15 July 2020

Tongue worms, they’re not just for reptiles…..humans too!

Posted by Shane Hanlon

This is part of a student blog series as part of the University of Pittsburgh’s Disease Ecology Class that our own Shane M Hanlon is currently teaching. Find out more about the series and read all the posts here!   

By Chelsea Prescott

Tongue worm disease caused by the parasite Linguatula serrata is a blood sucking parasite that belongs to the group Pentastomida. This species generally inhabits the upper respiratory tract of terrestrial, carnivorous vertebrates. It is mainly found in reptiles and bird species.

This parasite has intermediate hosts like sheep, cattle, and rodents. Rodents being intermediate hosts would explain why snakes can get the pathogen so easily. But how do hosts get L. serrata? Well they ingest the eggs, the larva will hatch in their intestines, penetrate the mucosa, enter into the tissue where it will encyst and molt to a third larval stage.
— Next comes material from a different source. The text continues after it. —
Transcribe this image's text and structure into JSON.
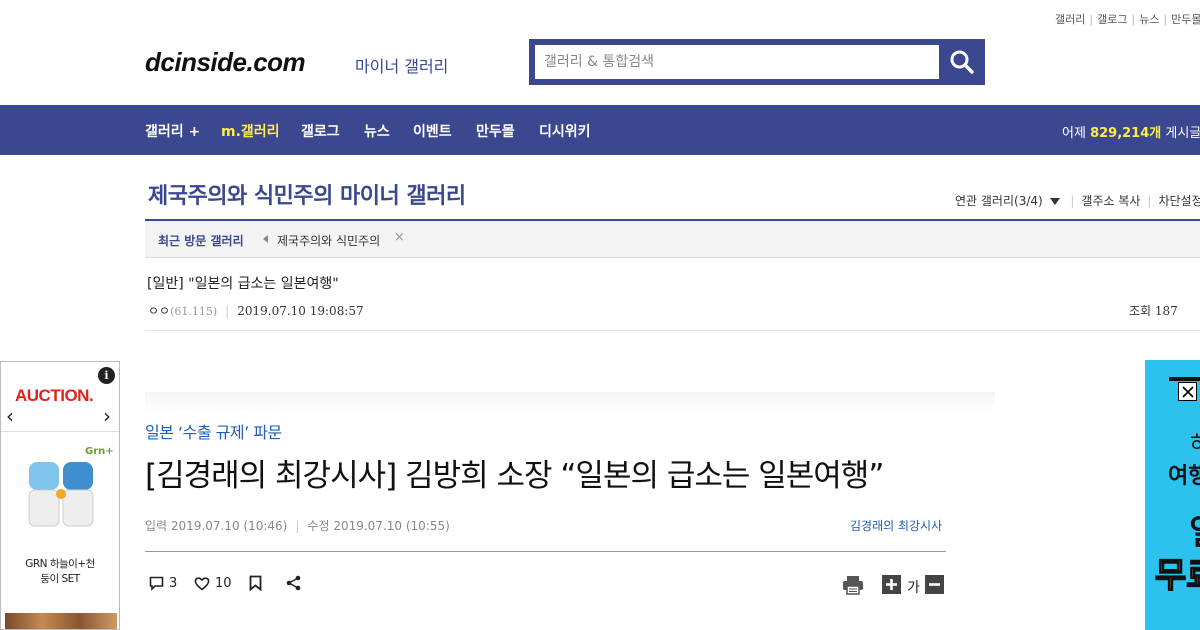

So where do humans play a role? Well they can serve as aberrant final hosts or accidental intermediate hosts. They serve as aberrant final hosts if they infest raw or poorly cooked viscera (lungs, liver and trachea) of intermediate hosts. It often causes a nasopharyngeal infection. To us, eating this kind of viscera sounds absurd, but it can be normal in other cultures. Now humans can also be accidental intermediate hosts if they somehow ingest the eggs. This kind of infection is extremely rare and only 5 cases have been described; 2 in the southern US, 1 from Portugal, 1 from Israel, and 1 from Ecuador.

Microscopic image of the parasite. Source: Koehsler et al. 2011

A study was done in Europe on a 14 year old girl with an unknown parasite in here eye. She had redness, pain, and progressive vision loss in the infected eye. The only regular animal contact she had was with dogs, cats, and a turtle. Surgical removal of the parasite was not an option because the parasite was very mobile. Eventually, they had to remove her lens, and perform a complete vitrectomy to remove the parasite. One month later, irritation subsided and an artificial lens was implanted. The parasite was examined microscopically and subjected to DNA testing. After examinations, the parasite was indeed identified as L serrata tongue worm. Researchers think eggs were passed into the eye by contact with one of the dogs, which is often a final host for the parasite.

So tongue worm can strangely occur in humans, but it is very rare! Source: Linguatula serrata Tongue Worm in Human Eye, Austria